"They literally have no place to go," she says. And, "God knows what happened to them in the prison."
Amnesty International investigated the treatment of women in Afghanistan from September 2021 to June 2022, interviewing 90 Afghan women and 11 girls between the ages of 14 and 74. Its report was released last month.
One protester imprisoned for several days in 2022 told researchers, “[The Taliban guards] kept coming to my room and showing me pictures of my family. They kept repeating … ‘We can kill them, all of them, and you won’t be able to do anything. … Don’t cry, don’t make a scene. After protesting, you should have expected days like this.’”
The protester was also beaten: “They locked the door. They started screaming at me. … [One Taliban member] said, ‘You nasty woman. … America is not giving us the money because of you bitches.’ … Then he kicked me. It was so strong that my back was injured, and he kicked my chin too. … I still feel the pain in my mouth. It hurts whenever I want to talk.”
After women began posting pictures of their injuries on social media, the Taliban began beating them between their breasts and between their legs so they wouldn't share images, the Amnesty report said.
Poverty and hunger add to the domestic violence.
Afghanistan's economy has collapsed and more than 90% of the country doesn't have enough food. Among families headed by females, 98% go hungry.
"So there are families who have no other ways of surviving, except for marrying their daughters off," Hosseini says. "They get a very small amount of money, unfortunately."
Also, if a man loses his job and can't afford food, "then he gets so much pressure and he can do nothing else except for punishing his wife, punishing his daughter," she says.
Hosseini is now in graduate school at the Philip Merrill College of Journalism at the University of Maryland, College Park.
She misses her room back in Kabul and laughing at cafes with friends. She misses her parents, 18-year-old brother and 2-year-old sister, who evacuated to Canada.
But she's got a goal: Lift up the voices of women in Afghanistan, tell the stories of those who've escaped.

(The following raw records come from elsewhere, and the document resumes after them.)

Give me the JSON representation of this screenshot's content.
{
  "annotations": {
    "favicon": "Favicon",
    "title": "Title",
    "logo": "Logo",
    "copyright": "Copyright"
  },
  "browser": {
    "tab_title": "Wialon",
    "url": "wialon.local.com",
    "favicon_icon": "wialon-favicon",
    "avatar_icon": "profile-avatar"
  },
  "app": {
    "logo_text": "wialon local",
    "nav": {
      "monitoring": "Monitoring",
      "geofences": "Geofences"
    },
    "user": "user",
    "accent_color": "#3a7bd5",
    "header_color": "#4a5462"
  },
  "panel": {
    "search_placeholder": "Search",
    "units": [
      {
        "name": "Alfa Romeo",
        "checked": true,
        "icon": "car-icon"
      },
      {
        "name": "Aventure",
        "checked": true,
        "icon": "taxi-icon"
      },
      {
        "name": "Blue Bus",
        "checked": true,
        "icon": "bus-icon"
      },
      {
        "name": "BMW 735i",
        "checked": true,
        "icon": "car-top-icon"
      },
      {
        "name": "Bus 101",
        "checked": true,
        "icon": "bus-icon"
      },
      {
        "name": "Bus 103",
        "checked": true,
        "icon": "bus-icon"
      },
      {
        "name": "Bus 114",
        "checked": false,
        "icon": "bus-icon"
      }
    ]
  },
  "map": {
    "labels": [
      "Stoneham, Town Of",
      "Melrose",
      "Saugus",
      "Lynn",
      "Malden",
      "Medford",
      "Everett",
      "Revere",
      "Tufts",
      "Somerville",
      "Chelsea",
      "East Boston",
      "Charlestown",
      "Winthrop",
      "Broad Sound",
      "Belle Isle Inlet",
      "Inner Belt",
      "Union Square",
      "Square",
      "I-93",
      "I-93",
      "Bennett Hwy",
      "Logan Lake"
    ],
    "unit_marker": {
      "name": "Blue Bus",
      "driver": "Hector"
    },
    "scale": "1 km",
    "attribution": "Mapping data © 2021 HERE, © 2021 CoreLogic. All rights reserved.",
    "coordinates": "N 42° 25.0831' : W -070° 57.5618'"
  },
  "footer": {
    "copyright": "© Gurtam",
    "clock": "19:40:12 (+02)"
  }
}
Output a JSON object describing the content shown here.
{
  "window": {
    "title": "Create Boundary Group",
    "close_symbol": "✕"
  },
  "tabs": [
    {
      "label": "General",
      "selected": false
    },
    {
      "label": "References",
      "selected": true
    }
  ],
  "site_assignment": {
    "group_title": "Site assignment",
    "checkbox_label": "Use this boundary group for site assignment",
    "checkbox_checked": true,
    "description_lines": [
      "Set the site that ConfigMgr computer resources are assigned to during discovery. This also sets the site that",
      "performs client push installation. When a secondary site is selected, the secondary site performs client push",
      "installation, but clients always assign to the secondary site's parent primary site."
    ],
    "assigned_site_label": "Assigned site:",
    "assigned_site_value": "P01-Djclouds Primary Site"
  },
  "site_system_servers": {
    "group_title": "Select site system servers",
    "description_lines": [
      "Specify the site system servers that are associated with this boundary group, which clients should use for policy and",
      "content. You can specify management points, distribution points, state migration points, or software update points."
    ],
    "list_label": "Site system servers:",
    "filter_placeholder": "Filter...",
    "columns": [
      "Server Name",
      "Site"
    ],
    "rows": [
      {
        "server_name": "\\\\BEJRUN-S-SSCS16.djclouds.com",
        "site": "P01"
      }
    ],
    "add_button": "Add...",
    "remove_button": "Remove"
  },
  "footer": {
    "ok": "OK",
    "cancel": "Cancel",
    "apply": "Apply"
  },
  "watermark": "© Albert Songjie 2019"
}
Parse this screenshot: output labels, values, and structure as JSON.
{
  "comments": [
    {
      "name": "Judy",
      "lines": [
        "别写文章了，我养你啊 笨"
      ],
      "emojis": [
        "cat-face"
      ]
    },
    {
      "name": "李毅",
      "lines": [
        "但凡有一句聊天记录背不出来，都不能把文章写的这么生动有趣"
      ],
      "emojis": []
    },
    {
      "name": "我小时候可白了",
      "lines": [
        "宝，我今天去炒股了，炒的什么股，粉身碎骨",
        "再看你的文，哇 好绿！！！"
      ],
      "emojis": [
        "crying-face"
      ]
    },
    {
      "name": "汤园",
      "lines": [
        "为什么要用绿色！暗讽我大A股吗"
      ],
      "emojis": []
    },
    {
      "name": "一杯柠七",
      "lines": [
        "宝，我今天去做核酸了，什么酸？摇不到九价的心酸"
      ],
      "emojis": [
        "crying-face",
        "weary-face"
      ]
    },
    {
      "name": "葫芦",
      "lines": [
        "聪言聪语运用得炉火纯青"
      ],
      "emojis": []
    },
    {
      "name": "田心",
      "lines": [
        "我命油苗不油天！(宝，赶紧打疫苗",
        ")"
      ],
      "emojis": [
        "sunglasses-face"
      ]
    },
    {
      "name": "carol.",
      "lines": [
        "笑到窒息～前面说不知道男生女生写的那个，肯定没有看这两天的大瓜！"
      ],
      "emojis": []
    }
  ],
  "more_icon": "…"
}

She wants to understand what went wrong over the last 20 years in her country. And then, "I'm gonna find out that what I'm gonna do with the Taliban."
When Hosseini fled Kabul, she reached the U.S. at a remarkable moment. Her plane touched down at Dulles International Airport in Virginia on the morning of Sept. 11, 2021. It had been 20 years – almost to the minute – since al-Qaida terrorists based in Afghanistan had launched their attack. In the time since then, the Taliban had fallen, and risen again.
"(The trauma) is going to stay with me for the rest of my life," she says. "I cannot do anything about it. There are friends of mine who ask me to go and visit the therapist. Maybe they could help with my sleeping. Maybe they could help me to move on. They think that, OK, now my family is out safe. They think that I am safe so that I can start a new life, start from scratch. And move on. But so far it has not helped me.
"And I think it won't help me until I reach the point that I can do something against the Taliban. I can raise the voices of women out there."
So today, one year since bullets whizzed over her head, she's doing just that – speaking out against the Taliban, sharing the stories of Afghan women, reminding the world of the suffering of her people.
Here's hoping that with every story she tells, with every voice she lifts, the nightmare recedes – and her dreams grow.
To help Hosseini with her college costs, you can donate here.
Nicole Carroll is the editor-in-chief of USA TODAY and president of the Gannett news division. The Backstory offers insights into our biggest stories of the week. If you'd like to get The Backstory in your inbox every week, sign up here. Reach Carroll at EIC@usatoday.com or follow her on Twitter: @nicole_carroll. Thank you for supporting our journalism. Subscribe here.
This article originally appeared on USA TODAY: Afghanistan one year later: Journalist Fatema Hosseini escaped Taliban